However, prevention and avoidance are better than treatment, and the DSHS advises that the best way to protect yourself and your family from murine typhus is to:
• Clean your yard so that rodents, opossums, and stray cats cannot live there.
Remove any brush or trash, keep the grass mowed, and keep firewood off the ground.
• Don’t leave pet food out at night as this attracts other animals.
• Prevent rodents from living in your house.
• Treat for fleas before you begin rodent control in your house or yard. Otherwise, when the rodents die, the fleas will search for new hosts, possibly you and your family. There are several commercial flea control products on the market. Pick one and follow the label instructions.
• If you own pets, control the fleas on them regularly. If they come in contact with infected fleas, they could bring them home to you. Ask a veterinarian about flea control products that are safe to use on your pets.
Measures to get rid of lice when an infection has been found include bathing, boiling clothes or avoiding infested clothing for at least five days (lice will die without feeding on blood), and using insecticides.
Questions related to murine typhus or flea control can be addressed to a physician or a veterinarian, your local health department, or the Texas Department of State Health Services – Zoonosis Control Branch.
Texas Department of State Health Services (DSHS) Infectious Disease Control Unit: http://www.dshs.state.tx.us/idcu/disease/murine_typhus/
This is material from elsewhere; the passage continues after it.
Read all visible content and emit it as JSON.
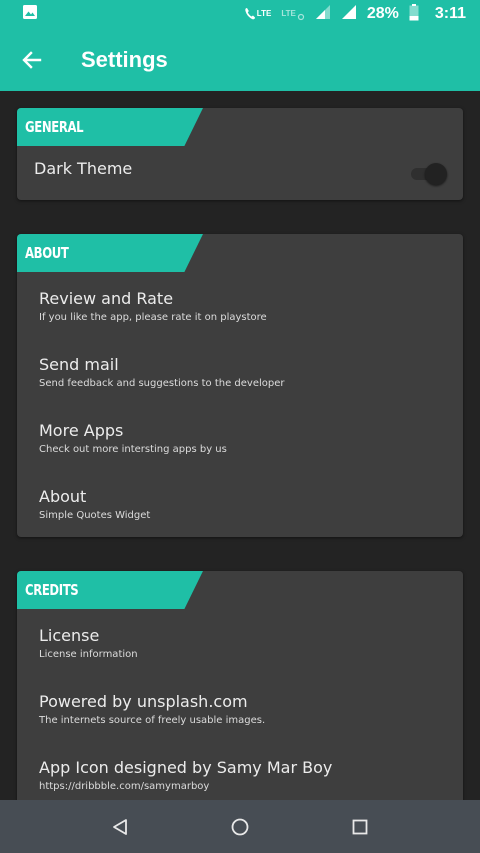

Baylor Scott & White Health:
Rice University Baker Institute:
City of Austin Department of Health: